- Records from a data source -
============================================================
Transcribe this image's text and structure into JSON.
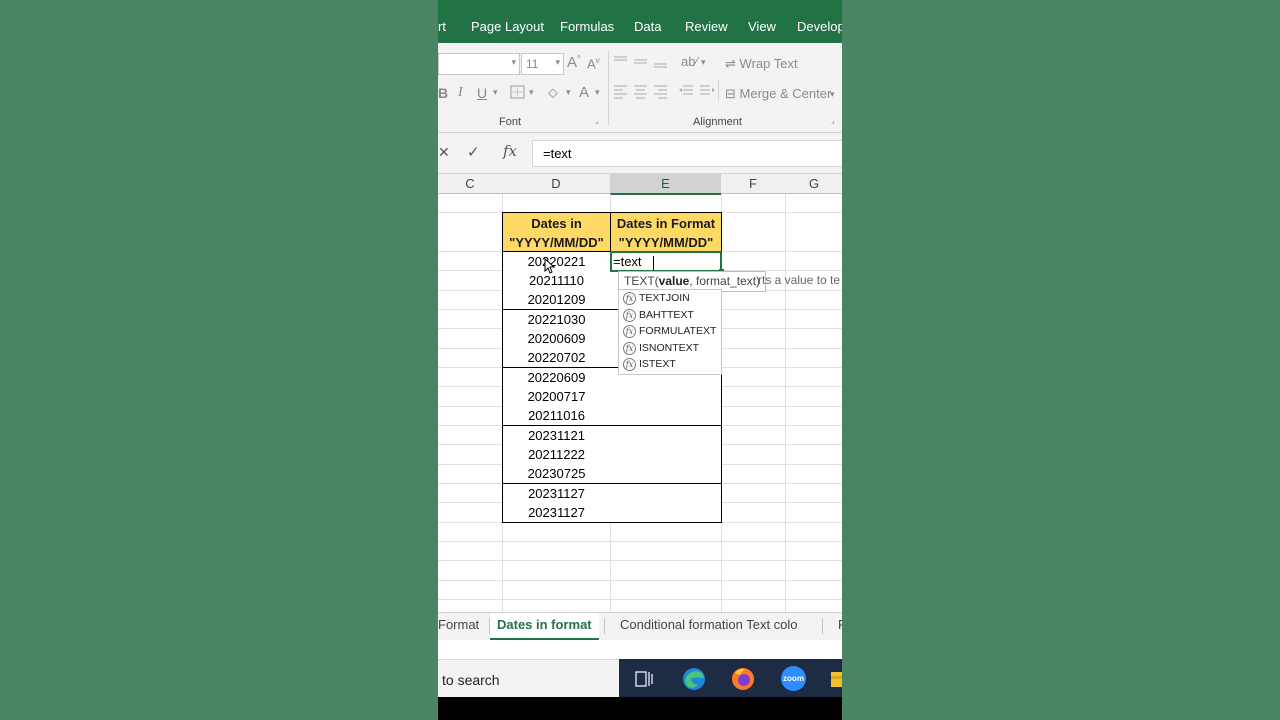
{
  "ribbon": {
    "tabs": [
      "rt",
      "Page Layout",
      "Formulas",
      "Data",
      "Review",
      "View",
      "Develop"
    ],
    "font_size": "11",
    "bold": "B",
    "italic": "I",
    "underline": "U",
    "wrap_text": "Wrap Text",
    "merge_center": "Merge & Center",
    "font_group": "Font",
    "alignment_group": "Alignment"
  },
  "formula_bar": {
    "cancel": "✕",
    "enter": "✓",
    "fx": "fx",
    "value": "=text"
  },
  "columns": [
    "C",
    "D",
    "E",
    "F",
    "G"
  ],
  "selected_column": "E",
  "headers": {
    "d": "Dates in \"YYYY/MM/DD\"",
    "e": "Dates in Format \"YYYY/MM/DD\""
  },
  "dates": [
    "20220221",
    "20211110",
    "20201209",
    "20221030",
    "20200609",
    "20220702",
    "20220609",
    "20200717",
    "20211016",
    "20231121",
    "20211222",
    "20230725",
    "20231127",
    "20231127"
  ],
  "active_cell": {
    "value": "=text"
  },
  "tooltip": {
    "fn": "TEXT(",
    "arg": "value",
    "rest": ", format_text)",
    "description": "rts a value to te"
  },
  "autocomplete": [
    "TEXTJOIN",
    "BAHTTEXT",
    "FORMULATEXT",
    "ISNONTEXT",
    "ISTEXT"
  ],
  "sheet_tabs": {
    "prev": "Format",
    "active": "Dates in format",
    "next": "Conditional formation Text colo",
    "more": "F"
  },
  "taskbar": {
    "search": "to search",
    "zoom": "zoom"
  },
  "colors": {
    "accent": "#217346",
    "header_fill": "#ffd966",
    "background": "#4a8465"
  }
}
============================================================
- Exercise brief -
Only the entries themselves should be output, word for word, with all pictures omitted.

- Task result -
Transcribe this image's text and structure into JSON.
{
  "ribbon": {
    "tabs": [
      "rt",
      "Page Layout",
      "Formulas",
      "Data",
      "Review",
      "View",
      "Develop"
    ],
    "font_size": "11",
    "bold": "B",
    "italic": "I",
    "underline": "U",
    "wrap_text": "Wrap Text",
    "merge_center": "Merge & Center",
    "font_group": "Font",
    "alignment_group": "Alignment"
  },
  "formula_bar": {
    "cancel": "✕",
    "enter": "✓",
    "fx": "fx",
    "value": "=text"
  },
  "columns": [
    "C",
    "D",
    "E",
    "F",
    "G"
  ],
  "selected_column": "E",
  "headers": {
    "d": "Dates in \"YYYY/MM/DD\"",
    "e": "Dates in Format \"YYYY/MM/DD\""
  },
  "dates": [
    "20220221",
    "20211110",
    "20201209",
    "20221030",
    "20200609",
    "20220702",
    "20220609",
    "20200717",
    "20211016",
    "20231121",
    "20211222",
    "20230725",
    "20231127",
    "20231127"
  ],
  "active_cell": {
    "value": "=text"
  },
  "tooltip": {
    "fn": "TEXT(",
    "arg": "value",
    "rest": ", format_text)",
    "description": "rts a value to te"
  },
  "autocomplete": [
    "TEXTJOIN",
    "BAHTTEXT",
    "FORMULATEXT",
    "ISNONTEXT",
    "ISTEXT"
  ],
  "sheet_tabs": {
    "prev": "Format",
    "active": "Dates in format",
    "next": "Conditional formation Text colo",
    "more": "F"
  },
  "taskbar": {
    "search": "to search",
    "zoom": "zoom"
  },
  "colors": {
    "accent": "#217346",
    "header_fill": "#ffd966",
    "background": "#4a8465"
  }
}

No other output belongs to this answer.